Dark Matter by Blake Crouch

Dark Matter explores the concept of multiverse theory through a fast-paced narrative that blends elements of science fiction, thriller, and love story. It follows the journey of Jason Dessen, a physics professor who finds himself thrust into a mind-bending adventure involving alternate realities. The book delves into questions of identity, choice, and the roads not taken in life. It examines how our decisions shape who we are and what our lives become, all while wrapped in a high-stakes, suspenseful plot.

Ruslana on dark matter book

Ruslana Tereshchenko

Marketing Specialist

The topic of alternative worlds has always been attractive to writers and filmmakers. I guess that’s because we all want to escape reality sometimes. This book offers a captivating look at the everlasting problem of choice: to choose one thing, we have to give up another. But what if this choice is about something that could make your life, and you as a person, completely different? And how far can one go to experience the outcomes of various choices and eventually protect what matters to them? Dark Matter is perfect to dive in during the weekends and be fully thrilled by the characters’ journey.

Anxious People by Frederik Backman

Anxious People centers on a failed bank robber who, after a botched heist, inadvertently ends up taking hostages in an apartment viewing. The novel explores the lives and backstories of both the hostages and the hostage-taker, revealing their vulnerabilities, fears, and desires. As the story unfolds, the police investigation into the bizarre incident intertwines with the characters’ personal journeys, ultimately highlighting the power of empathy, forgiveness, and human connection in overcoming life’s challenges and uncertainties.

Nadiia on anxious people book

Nadiia Stelmakh

PR Specialist

Anxious People is an emotional roller coaster that had me hooked from start to finish. It begins with an unsuccessful bank robbery but turns into a touching, funny, and deeply human story. The quirky, flawed characters feel incredibly real and relatable. Backman’s writing makes you laugh out loud one moment and tear up the next. This book is a heartwarming reminder that we are all connected, even in our most anxious times.

Little Women by Louisa May Alcott

Set in New England during the Civil War era, Little Women follows the lives of the four March sisters: Meg, Jo, Beth, and Amy. The story primarily focuses on Jo, a passionate and ambitious young woman who dreams of becoming a writer. The novel chronicles the sisters’ journey from childhood to adulthood, exploring themes of family, love, personal growth, and the challenges faced by young women in 19th-century America. Little Women has become a beloved classic, praised for portraying strong, complex female characters and exploring timeless themes.

Nadiia on anxious people book

Marta Dzedzinska

Talent Acquisition Specialist

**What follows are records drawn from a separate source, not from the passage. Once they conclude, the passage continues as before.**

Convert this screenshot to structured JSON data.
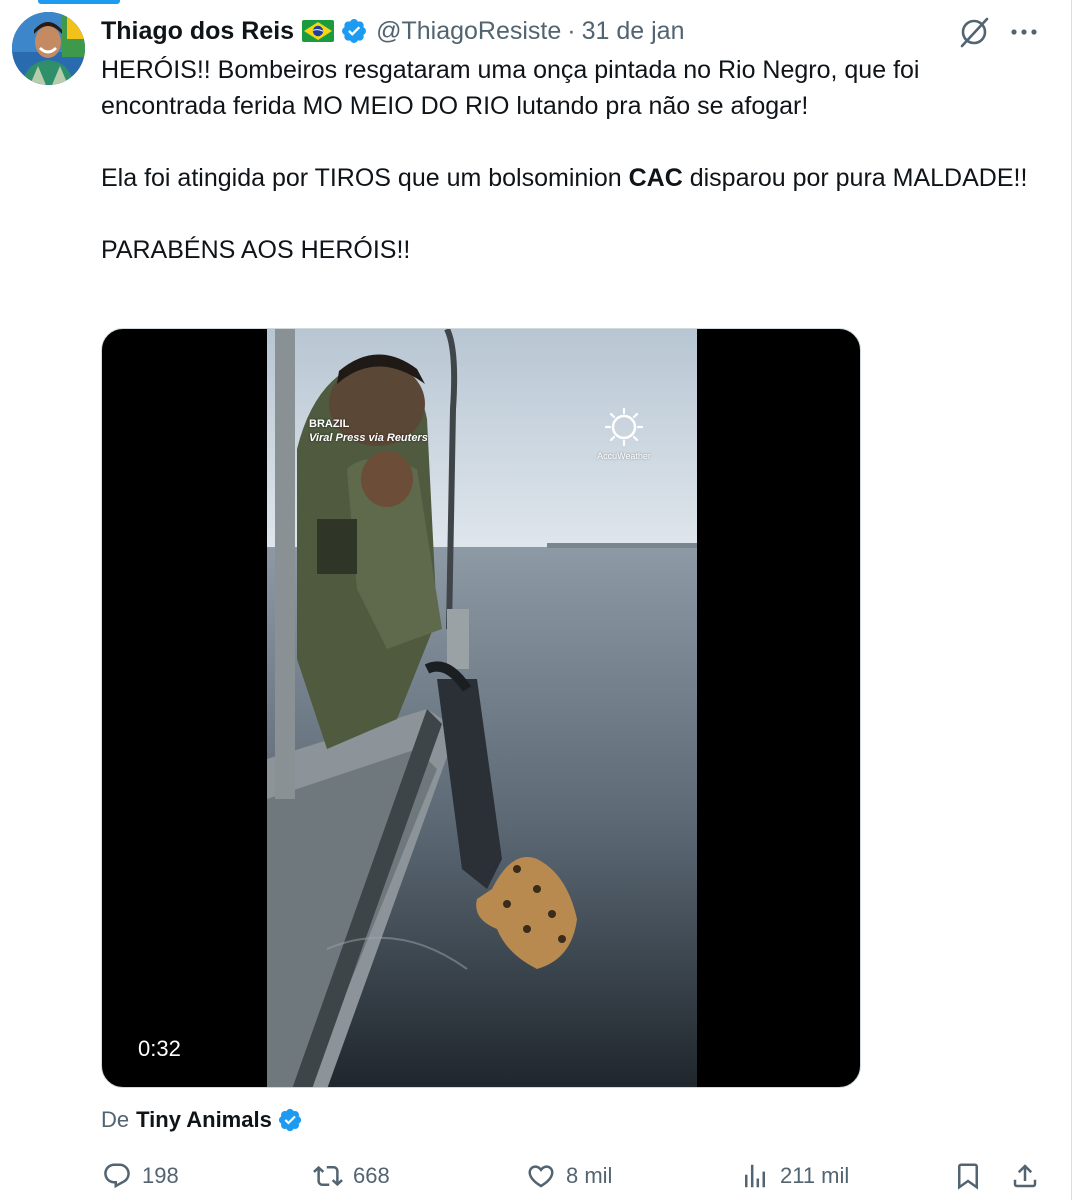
{
  "tweet": {
    "display_name": "Thiago dos Reis",
    "handle": "@ThiagoResiste",
    "separator": "·",
    "date": "31 de jan",
    "text_lines": {
      "p1": "HERÓIS!! Bombeiros resgataram uma onça pintada no Rio Negro, que foi encontrada ferida MO MEIO DO RIO lutando pra não se afogar!",
      "p2_before": "Ela foi atingida por TIROS que um bolsominion ",
      "p2_bold": "CAC",
      "p2_after": " disparou por pura MALDADE!!",
      "p3": "PARABÉNS AOS HERÓIS!!"
    }
  },
  "media": {
    "duration": "0:32",
    "overlay_country": "BRAZIL",
    "overlay_credit": "Viral Press via Reuters",
    "brand": "AccuWeather"
  },
  "source": {
    "prefix": "De",
    "name": "Tiny Animals"
  },
  "actions": {
    "replies": "198",
    "retweets": "668",
    "likes": "8 mil",
    "views": "211 mil"
  },
  "colors": {
    "text": "#0f1419",
    "secondary": "#536471",
    "verified": "#1d9bf0",
    "media_bg": "#000000"
  },
  "icons": [
    "verified-badge-icon",
    "brazil-flag-icon",
    "grok-icon",
    "more-icon",
    "reply-icon",
    "retweet-icon",
    "like-icon",
    "views-icon",
    "bookmark-icon",
    "share-icon"
  ]
}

“Life and love are very precious when both are in full bloom.” For me, “Little Women” is a timeless classic. It is a warming story of four sisters that feels like a cozy big hug, perfect for spring and summer reading with its vivid descriptions of nature. Written in the 1860s, it’s still easy to read. What can you learn from this book? Seeing things with an open mind, keeping faith, finding comfort and inspiration. The characters are well-written, it’s easy to notice a reflection of a part of yourself, and engaging stories keep you hooked until the end. The novel deals with serious topics at the same time.

Time with a book is worth it

When you work in tech, the constant interaction with screens can be overwhelming. So, don’t forget to take a break from digital overload and immerse yourself in the world of books. Whether you prefer the tactile experience of printed pages or the convenience of e-books, reading is worth it. Use this time to gain new knowledge, find inspiration, or simply enjoy a different kind of entertainment. Railswarians know very well that the insights and creativity boosted by reading are essential to our life-work-craft balance.

P.S. If you’re seeking more book recommendations, check out our Spring edition of top reading picks.